PROVIDED DATA:

* * * * * * *

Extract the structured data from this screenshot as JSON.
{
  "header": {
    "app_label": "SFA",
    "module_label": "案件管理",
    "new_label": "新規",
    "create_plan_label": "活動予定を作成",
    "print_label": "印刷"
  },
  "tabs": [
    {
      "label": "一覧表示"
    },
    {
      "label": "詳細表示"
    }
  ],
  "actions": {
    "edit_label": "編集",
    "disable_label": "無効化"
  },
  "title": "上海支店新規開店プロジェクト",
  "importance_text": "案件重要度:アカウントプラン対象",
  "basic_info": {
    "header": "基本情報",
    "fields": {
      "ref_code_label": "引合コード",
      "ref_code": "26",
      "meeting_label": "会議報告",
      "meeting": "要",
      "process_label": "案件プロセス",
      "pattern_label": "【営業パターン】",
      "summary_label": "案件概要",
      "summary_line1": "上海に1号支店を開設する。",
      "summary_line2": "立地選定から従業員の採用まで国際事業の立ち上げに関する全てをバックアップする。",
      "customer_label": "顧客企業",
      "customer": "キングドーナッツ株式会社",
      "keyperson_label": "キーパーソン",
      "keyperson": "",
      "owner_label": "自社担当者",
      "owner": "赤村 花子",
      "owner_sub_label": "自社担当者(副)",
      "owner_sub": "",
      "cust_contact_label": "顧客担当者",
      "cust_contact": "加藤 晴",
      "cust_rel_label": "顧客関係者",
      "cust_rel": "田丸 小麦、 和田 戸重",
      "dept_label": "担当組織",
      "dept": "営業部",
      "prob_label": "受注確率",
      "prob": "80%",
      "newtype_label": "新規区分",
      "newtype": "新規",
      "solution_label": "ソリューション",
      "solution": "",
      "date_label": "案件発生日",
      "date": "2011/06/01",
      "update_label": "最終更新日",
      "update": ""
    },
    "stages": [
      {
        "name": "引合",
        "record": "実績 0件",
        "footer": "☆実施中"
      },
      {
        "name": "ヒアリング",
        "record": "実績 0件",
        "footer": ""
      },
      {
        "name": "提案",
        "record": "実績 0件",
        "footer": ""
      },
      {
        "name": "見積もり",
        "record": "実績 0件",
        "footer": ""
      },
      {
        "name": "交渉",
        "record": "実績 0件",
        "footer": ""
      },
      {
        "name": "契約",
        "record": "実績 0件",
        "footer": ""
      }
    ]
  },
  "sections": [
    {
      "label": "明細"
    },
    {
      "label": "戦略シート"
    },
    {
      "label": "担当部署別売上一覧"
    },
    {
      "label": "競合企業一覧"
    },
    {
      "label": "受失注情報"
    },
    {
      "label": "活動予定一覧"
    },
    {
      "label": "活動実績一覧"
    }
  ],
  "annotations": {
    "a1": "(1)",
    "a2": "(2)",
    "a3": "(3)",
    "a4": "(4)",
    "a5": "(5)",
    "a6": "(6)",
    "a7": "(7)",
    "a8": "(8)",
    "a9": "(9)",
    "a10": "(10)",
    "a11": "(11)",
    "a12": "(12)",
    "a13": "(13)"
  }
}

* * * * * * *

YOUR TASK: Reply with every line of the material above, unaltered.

RESULT FOR THIS TASK:
Extract the structured data from this screenshot as JSON.
{
  "header": {
    "app_label": "SFA",
    "module_label": "案件管理",
    "new_label": "新規",
    "create_plan_label": "活動予定を作成",
    "print_label": "印刷"
  },
  "tabs": [
    {
      "label": "一覧表示"
    },
    {
      "label": "詳細表示"
    }
  ],
  "actions": {
    "edit_label": "編集",
    "disable_label": "無効化"
  },
  "title": "上海支店新規開店プロジェクト",
  "importance_text": "案件重要度:アカウントプラン対象",
  "basic_info": {
    "header": "基本情報",
    "fields": {
      "ref_code_label": "引合コード",
      "ref_code": "26",
      "meeting_label": "会議報告",
      "meeting": "要",
      "process_label": "案件プロセス",
      "pattern_label": "【営業パターン】",
      "summary_label": "案件概要",
      "summary_line1": "上海に1号支店を開設する。",
      "summary_line2": "立地選定から従業員の採用まで国際事業の立ち上げに関する全てをバックアップする。",
      "customer_label": "顧客企業",
      "customer": "キングドーナッツ株式会社",
      "keyperson_label": "キーパーソン",
      "keyperson": "",
      "owner_label": "自社担当者",
      "owner": "赤村 花子",
      "owner_sub_label": "自社担当者(副)",
      "owner_sub": "",
      "cust_contact_label": "顧客担当者",
      "cust_contact": "加藤 晴",
      "cust_rel_label": "顧客関係者",
      "cust_rel": "田丸 小麦、 和田 戸重",
      "dept_label": "担当組織",
      "dept": "営業部",
      "prob_label": "受注確率",
      "prob": "80%",
      "newtype_label": "新規区分",
      "newtype": "新規",
      "solution_label": "ソリューション",
      "solution": "",
      "date_label": "案件発生日",
      "date": "2011/06/01",
      "update_label": "最終更新日",
      "update": ""
    },
    "stages": [
      {
        "name": "引合",
        "record": "実績 0件",
        "footer": "☆実施中"
      },
      {
        "name": "ヒアリング",
        "record": "実績 0件",
        "footer": ""
      },
      {
        "name": "提案",
        "record": "実績 0件",
        "footer": ""
      },
      {
        "name": "見積もり",
        "record": "実績 0件",
        "footer": ""
      },
      {
        "name": "交渉",
        "record": "実績 0件",
        "footer": ""
      },
      {
        "name": "契約",
        "record": "実績 0件",
        "footer": ""
      }
    ]
  },
  "sections": [
    {
      "label": "明細"
    },
    {
      "label": "戦略シート"
    },
    {
      "label": "担当部署別売上一覧"
    },
    {
      "label": "競合企業一覧"
    },
    {
      "label": "受失注情報"
    },
    {
      "label": "活動予定一覧"
    },
    {
      "label": "活動実績一覧"
    }
  ],
  "annotations": {
    "a1": "(1)",
    "a2": "(2)",
    "a3": "(3)",
    "a4": "(4)",
    "a5": "(5)",
    "a6": "(6)",
    "a7": "(7)",
    "a8": "(8)",
    "a9": "(9)",
    "a10": "(10)",
    "a11": "(11)",
    "a12": "(12)",
    "a13": "(13)"
  }
}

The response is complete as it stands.